This study’s purpose was to investigate whether a 10-week low-intensity strength-training program could improve strength of the knee extensors and functional ability. Participants 65 years and older with low knee-extensor muscle strength were randomized into an exercise (n = 11) and a control group (n = 10). Knee-extensor strength and functional ability were measured before and after the program and again 6 months later. Knee-extensor strength (Nm) increased by 54% (13% in the control) by the end of the training program (F = 13.02, p = .01), and most of this improvement was still present 6 months later. The program had a beneficial effect on functional tasks, especially the time taken to rise from a chair in combination with a 3-m walk (F = 3.99, p = .03) and self-reported ability related to lower extremity performance (F = 6.97, p = .02). It seems that this program could contribute to improving functional ability in frail older people.

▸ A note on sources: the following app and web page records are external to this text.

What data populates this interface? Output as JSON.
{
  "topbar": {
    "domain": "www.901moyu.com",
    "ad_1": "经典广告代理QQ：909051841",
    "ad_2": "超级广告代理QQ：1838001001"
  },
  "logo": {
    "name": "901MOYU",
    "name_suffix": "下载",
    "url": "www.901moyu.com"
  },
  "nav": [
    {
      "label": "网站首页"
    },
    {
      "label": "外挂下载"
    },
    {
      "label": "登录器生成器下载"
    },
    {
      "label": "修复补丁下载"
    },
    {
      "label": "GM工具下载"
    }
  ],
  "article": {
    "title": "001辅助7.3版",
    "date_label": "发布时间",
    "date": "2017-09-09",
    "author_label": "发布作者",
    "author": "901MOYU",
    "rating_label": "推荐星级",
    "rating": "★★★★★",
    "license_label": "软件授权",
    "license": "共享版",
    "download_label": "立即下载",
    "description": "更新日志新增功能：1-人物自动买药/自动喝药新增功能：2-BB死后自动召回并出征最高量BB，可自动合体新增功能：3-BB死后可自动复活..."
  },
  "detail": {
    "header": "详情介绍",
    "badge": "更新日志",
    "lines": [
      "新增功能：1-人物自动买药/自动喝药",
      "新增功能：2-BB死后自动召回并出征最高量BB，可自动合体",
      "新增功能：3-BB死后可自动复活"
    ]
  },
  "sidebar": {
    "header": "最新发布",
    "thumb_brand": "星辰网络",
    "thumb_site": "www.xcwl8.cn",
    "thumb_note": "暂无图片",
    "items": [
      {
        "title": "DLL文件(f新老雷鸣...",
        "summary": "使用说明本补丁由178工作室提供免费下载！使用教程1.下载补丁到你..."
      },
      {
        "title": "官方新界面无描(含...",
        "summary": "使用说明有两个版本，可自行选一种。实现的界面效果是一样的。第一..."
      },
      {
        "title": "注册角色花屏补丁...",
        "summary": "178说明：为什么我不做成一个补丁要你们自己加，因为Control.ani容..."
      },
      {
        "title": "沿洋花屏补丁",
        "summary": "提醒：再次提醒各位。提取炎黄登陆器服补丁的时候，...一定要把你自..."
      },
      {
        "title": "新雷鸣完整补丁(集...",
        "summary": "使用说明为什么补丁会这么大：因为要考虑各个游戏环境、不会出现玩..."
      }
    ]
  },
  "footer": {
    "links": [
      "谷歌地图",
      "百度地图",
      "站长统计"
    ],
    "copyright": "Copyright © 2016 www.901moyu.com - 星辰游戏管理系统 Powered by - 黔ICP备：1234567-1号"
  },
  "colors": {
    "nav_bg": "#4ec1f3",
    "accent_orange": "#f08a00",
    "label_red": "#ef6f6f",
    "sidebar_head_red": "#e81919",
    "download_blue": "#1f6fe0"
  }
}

Marja H. Westhoff, Lysander Stemmerik, and Hendriek C. Boshuizen
Hendriek C. Boshuizen, Lysander Stemmerik, Marja H. Westhoff, and Marijke Hopman-Rock
Elderly participants experiencing difficulty in chair rising and with a maximum knee-extensor torque below 87.5 N · m were randomized to different versions of a strength-training program for the knee-extensors: to a high-guidance group (HG; two group sessions supervised by a physical therapist and one unsupervised home session per week, n = 17), a medium-guidance group (MG; one supervised group session and two unsupervised home sessions per week, n = 16), or a control group (C; no exercise, n = 16). Maximal isometric knee strength increased more in HG than in C (p = .03) and with increasing guidance (p = .03). The effect was mainly the result of participants with low initial strength. Walking speed increased more for HG than for C (p = .02) and than for MG (p = .06). No statistically significant improvements were seen on other functional tests. In summary, the study shows a trend toward better results with more supervision, but more and larger studies are needed to confirm this.